Our deposit portfolio is worth $90 million and we have 70,000 clients with a savings account.
KT: You said that NPLs rose in 2017. What caused this?
Mr Voeun: NPLs increased last year because loan performance in the agriculture sector was not very good throughout 2016 and early 2017. However, the situation is changing, with the agriculture sector bouncing back thanks to improvements in the markets for rice, cassava and cashew nuts. When the sector is performing well, farmers have more money to repay their loans, which reduces NPLs.
KT: In April last year, the National Bank of Cambodia set an interest rate cap of 18 percent for the sector. How has this impacted or will impact MFI performance?
Mr Voeun: As you said, the new interest rate cap came into effect in April last year, but it didn’t have a huge effect on the sector that year because a lot of the clients didn’t really move to new contracts with updated terms until this year. By the end of last year, about 30 percent of our clients were still under old contracts that didn’t have the cap. In 2018 is the year where the new cap will be felt.
I believe this cap is a good move for the sector because it will make it easier for people to respect the terms and conditions of their loans and pay them back on time.
KT: Despite the cap on the interest rate, we see that the number of players in the sector continues to increase. What do you make out of this?
Mr Voeun: We don’t see new companies as a threat. We want them to enter. But we must make sure that competition is fair. New players must pay their taxes, follow the rules, etc.
Competition is good. It gives more choices to clients and helps the market develop. We are only concerned when the new players do not have licences or are not professional.
KT: We have a national election coming up this year. How do you think it will affect your business and the sector? What is your strategy for this year?
Mr Voeun: We forecast similar growth to what we’ve been experiencing in previous years. We will continue to base our business model on small loans (less than $2,000) for SMEs because we want to continue lending to people in the countryside, which is an area that many MFIs don’t service anymore. With 1.5 percent interest rate per month, we don’t turn a profit with this type of loan, but we can’t leave these small farmers behind.
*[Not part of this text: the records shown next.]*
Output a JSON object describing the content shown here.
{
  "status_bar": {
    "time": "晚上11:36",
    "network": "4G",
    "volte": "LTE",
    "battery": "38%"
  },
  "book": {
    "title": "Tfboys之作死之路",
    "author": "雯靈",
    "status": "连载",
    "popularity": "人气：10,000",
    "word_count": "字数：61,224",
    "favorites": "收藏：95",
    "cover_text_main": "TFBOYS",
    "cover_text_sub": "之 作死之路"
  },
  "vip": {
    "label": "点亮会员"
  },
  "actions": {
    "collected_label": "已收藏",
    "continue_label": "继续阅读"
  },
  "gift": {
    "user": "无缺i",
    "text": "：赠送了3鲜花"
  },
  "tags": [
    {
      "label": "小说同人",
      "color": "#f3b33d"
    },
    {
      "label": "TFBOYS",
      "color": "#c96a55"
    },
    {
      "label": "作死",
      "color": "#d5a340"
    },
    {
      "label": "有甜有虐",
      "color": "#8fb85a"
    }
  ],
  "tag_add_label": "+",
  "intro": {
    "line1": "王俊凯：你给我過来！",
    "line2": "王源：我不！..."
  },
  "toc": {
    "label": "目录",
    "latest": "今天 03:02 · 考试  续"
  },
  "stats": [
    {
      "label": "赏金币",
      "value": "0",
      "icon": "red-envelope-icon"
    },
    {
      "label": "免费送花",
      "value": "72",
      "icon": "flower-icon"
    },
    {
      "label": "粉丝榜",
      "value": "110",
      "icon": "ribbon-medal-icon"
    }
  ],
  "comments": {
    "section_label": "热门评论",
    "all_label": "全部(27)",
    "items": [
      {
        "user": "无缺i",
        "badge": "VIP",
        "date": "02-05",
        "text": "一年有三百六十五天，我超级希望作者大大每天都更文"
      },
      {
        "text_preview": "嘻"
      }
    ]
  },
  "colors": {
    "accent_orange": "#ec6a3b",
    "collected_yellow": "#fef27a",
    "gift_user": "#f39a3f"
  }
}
We want to help them raise their living standards and hope they continue using our services.
Our vision is to focus on microbusinesses and SMEs, with loans ranging from $10,000 to $100,000, which is in line with government policy. When SMEs are strong, the economy is strong.
Finally, we are also focusing on leasing. In 2018, a lot of our growth will come from this. We are forecasting a 30 percent growth for 2018, year-on-year.
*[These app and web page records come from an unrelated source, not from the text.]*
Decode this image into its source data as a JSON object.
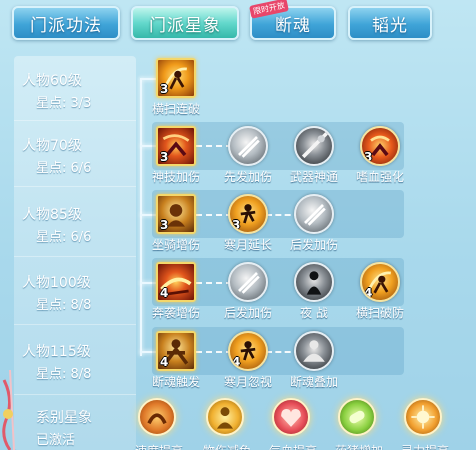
{
  "tabs": [
    {
      "label": "门派功法",
      "active": false
    },
    {
      "label": "门派星象",
      "active": true
    },
    {
      "label": "断魂",
      "active": false,
      "badge": "限时开放"
    },
    {
      "label": "韬光",
      "active": false
    }
  ],
  "rows": [
    {
      "level": "人物60级",
      "stars_text": "星点: 3/3",
      "skills": [
        {
          "name": "横扫连破",
          "points": "3",
          "icon": "sweep-strike-icon"
        }
      ]
    },
    {
      "level": "人物70级",
      "stars_text": "星点: 6/6",
      "skills": [
        {
          "name": "神技加伤",
          "points": "3",
          "icon": "divine-skill-icon"
        },
        {
          "name": "先发加伤",
          "points": "",
          "icon": "first-strike-icon"
        },
        {
          "name": "武器神通",
          "points": "",
          "icon": "weapon-mastery-icon"
        },
        {
          "name": "嗜血强化",
          "points": "3",
          "icon": "bloodthirst-icon"
        }
      ]
    },
    {
      "level": "人物85级",
      "stars_text": "星点: 6/6",
      "skills": [
        {
          "name": "坐骑增伤",
          "points": "3",
          "icon": "mount-damage-icon"
        },
        {
          "name": "寒月延长",
          "points": "3",
          "icon": "cold-moon-icon"
        },
        {
          "name": "后发加伤",
          "points": "",
          "icon": "late-strike-icon"
        }
      ]
    },
    {
      "level": "人物100级",
      "stars_text": "星点: 8/8",
      "skills": [
        {
          "name": "奔袭增伤",
          "points": "4",
          "icon": "charge-damage-icon"
        },
        {
          "name": "后发加伤",
          "points": "",
          "icon": "late-strike-icon"
        },
        {
          "name": "夜 战",
          "points": "",
          "icon": "night-battle-icon"
        },
        {
          "name": "横扫破防",
          "points": "4",
          "icon": "sweep-break-icon"
        }
      ]
    },
    {
      "level": "人物115级",
      "stars_text": "星点: 8/8",
      "skills": [
        {
          "name": "断魂触发",
          "points": "4",
          "icon": "soul-trigger-icon"
        },
        {
          "name": "寒月忽视",
          "points": "4",
          "icon": "cold-moon-ignore-icon"
        },
        {
          "name": "断魂叠加",
          "points": "",
          "icon": "soul-stack-icon"
        }
      ]
    }
  ],
  "series": {
    "title": "系别星象",
    "status": "已激活",
    "items": [
      {
        "name": "速度提高",
        "color": "#e07a2a"
      },
      {
        "name": "物伤减免",
        "color": "#f0b030"
      },
      {
        "name": "气血提高",
        "color": "#e8505a"
      },
      {
        "name": "药猪增加",
        "color": "#8ad040"
      },
      {
        "name": "灵力提高",
        "color": "#f2a030"
      }
    ]
  }
}
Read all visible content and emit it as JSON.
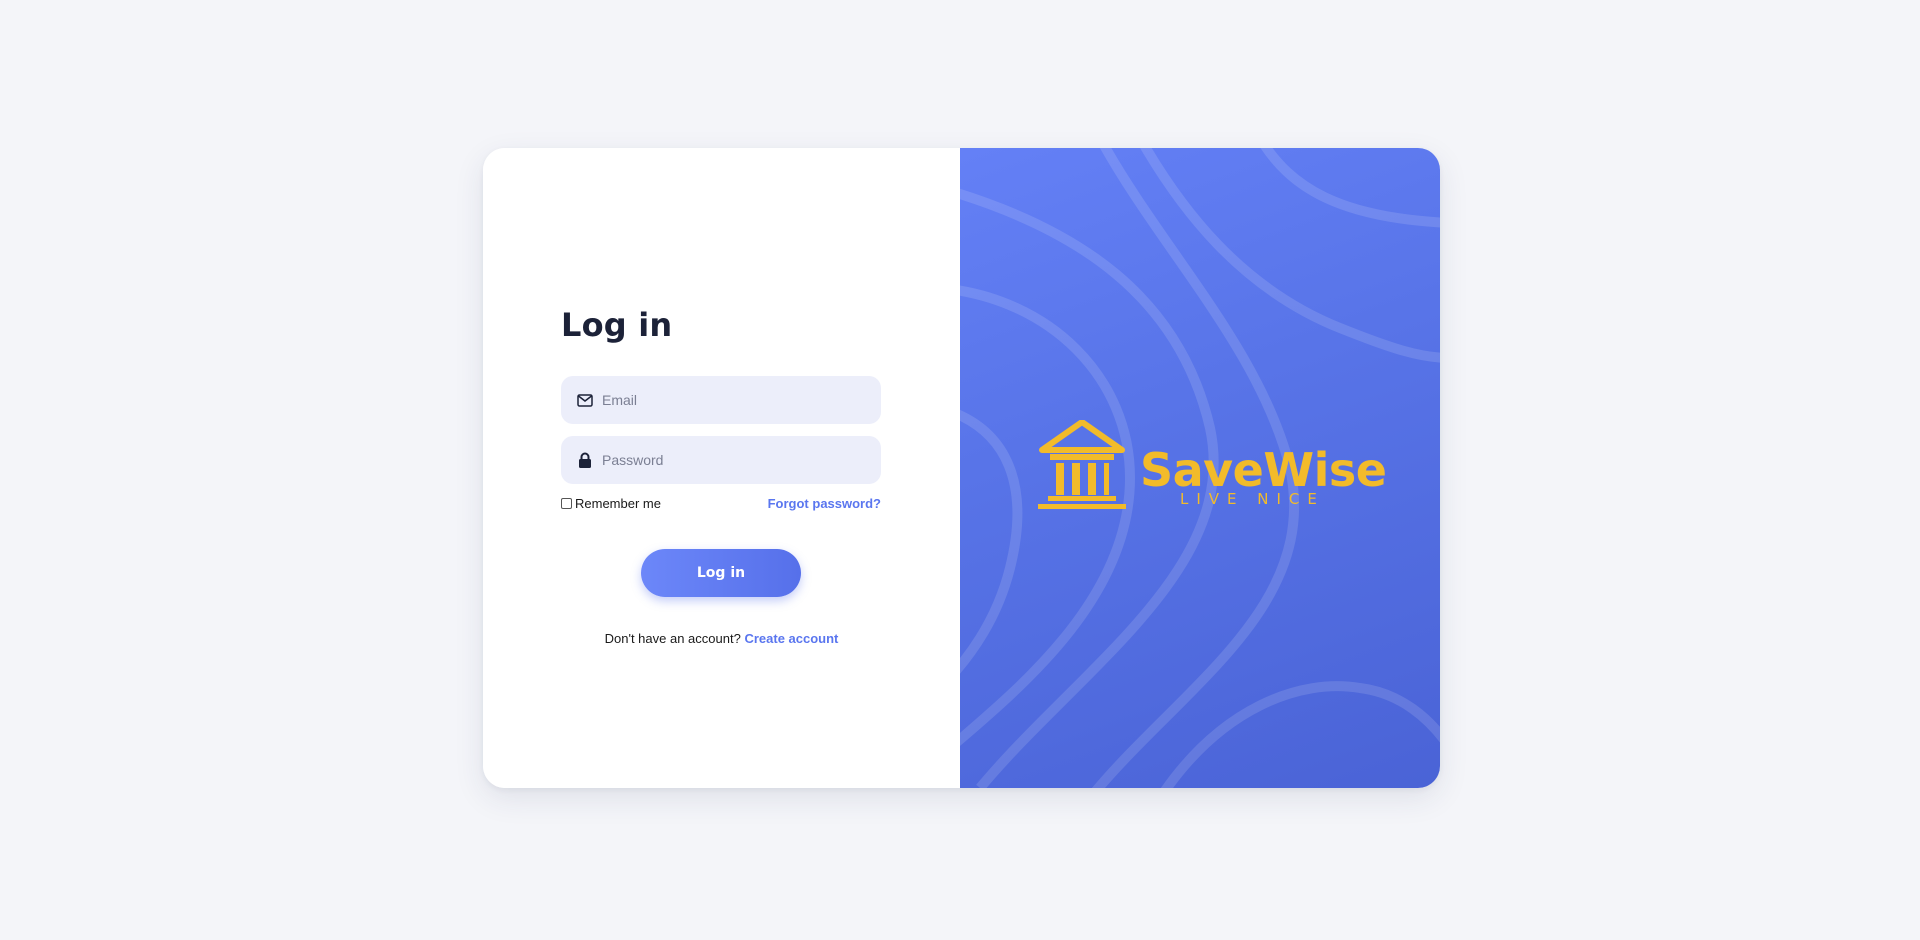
{
  "login": {
    "title": "Log in",
    "email_placeholder": "Email",
    "password_placeholder": "Password",
    "remember_label": "Remember me",
    "forgot_label": "Forgot password?",
    "submit_label": "Log in",
    "signup_prompt": "Don't have an account?",
    "signup_link": "Create account"
  },
  "brand": {
    "name": "SaveWise",
    "tagline": "LIVE NICE",
    "logo_icon": "bank-building-icon"
  },
  "colors": {
    "accent": "#5a76ef",
    "brand_panel": "#5874e8",
    "brand_gold": "#f2bb2a",
    "input_bg": "#eceefa",
    "title": "#1c2238",
    "page_bg": "#f4f5f9"
  },
  "icons": {
    "email": "envelope-icon",
    "password": "lock-icon"
  }
}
KT: Many SMEs in Cambodia complain that they face many difficulties securing new sources of finance. What’s your take on this?
Mr Voeun: This is a problem. We need to be strict about who we lend to. If not, we run the risk of them defaulting on their loans and having a high number of NPLs. If they don’t meet our requirements, we simply cannot work with them. Most SMEs that complain don’t have collateral, or are startups. They are new and need a lot of money at a very low interest, so we cannot work with them. MFIs cannot do a 10 percent rate. We have to charge at least 12 or 13 interest rate per year to turn a profit.
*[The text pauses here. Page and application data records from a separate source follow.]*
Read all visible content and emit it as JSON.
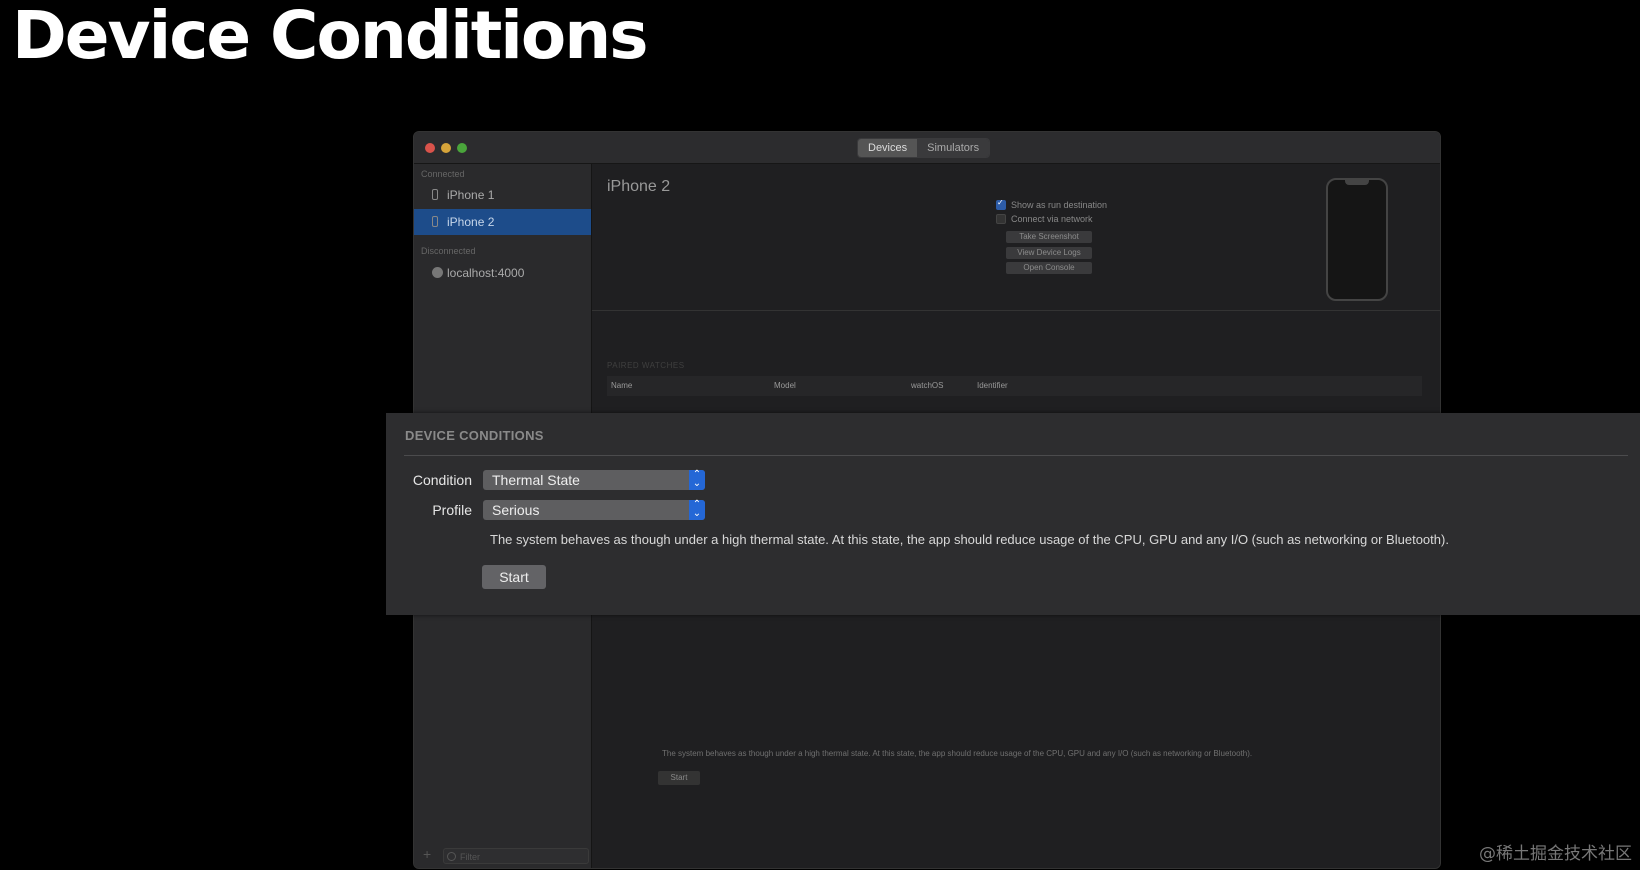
{
  "slide": {
    "title": "Device Conditions"
  },
  "window": {
    "tabs": [
      {
        "label": "Devices",
        "active": true
      },
      {
        "label": "Simulators",
        "active": false
      }
    ]
  },
  "sidebar": {
    "sections": {
      "connected": "Connected",
      "disconnected": "Disconnected"
    },
    "items": [
      {
        "label": "iPhone 1",
        "icon": "iphone-icon",
        "selected": false
      },
      {
        "label": "iPhone 2",
        "icon": "iphone-icon",
        "selected": true
      },
      {
        "label": "localhost:4000",
        "icon": "globe-icon",
        "selected": false
      }
    ],
    "filter_placeholder": "Filter"
  },
  "device": {
    "name": "iPhone 2",
    "show_as_run_destination": {
      "label": "Show as run destination",
      "checked": true
    },
    "connect_via_network": {
      "label": "Connect via network",
      "checked": false
    },
    "buttons": [
      "Take Screenshot",
      "View Device Logs",
      "Open Console"
    ]
  },
  "paired_watches": {
    "title": "PAIRED WATCHES",
    "columns": [
      "Name",
      "Model",
      "watchOS",
      "Identifier"
    ]
  },
  "background_conditions": {
    "description": "The system behaves as though under a high thermal state. At this state, the app should reduce usage of the CPU, GPU and any I/O (such as networking or Bluetooth).",
    "start_label": "Start"
  },
  "device_conditions": {
    "title": "DEVICE CONDITIONS",
    "condition_label": "Condition",
    "condition_value": "Thermal State",
    "profile_label": "Profile",
    "profile_value": "Serious",
    "description": "The system behaves as though under a high thermal state. At this state, the app should reduce usage of the CPU, GPU and any I/O (such as networking or Bluetooth).",
    "start_label": "Start"
  },
  "watermark": "@稀土掘金技术社区",
  "colors": {
    "background": "#000000",
    "selection": "#1d4c8a",
    "popup_accent": "#2467d6"
  }
}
KT: The government recently announced plans for a new SME bank. What is your view on this?
Mr Voeun: We welcome this initiative and applaud the government’s efforts to aid the sector.
KT: What are your recommendations to strengthen the sector?
Mr Voeun: Operators must do more to help local MFIs and help the sector adopt regional and international standards. Clients, on the other hand, must be careful who they take money from, and use their money for a clear, productive purpose. All in all, we believe the outlook for the sector in the next few years is very positive. I don’t think the national elections will have a big impact on our business.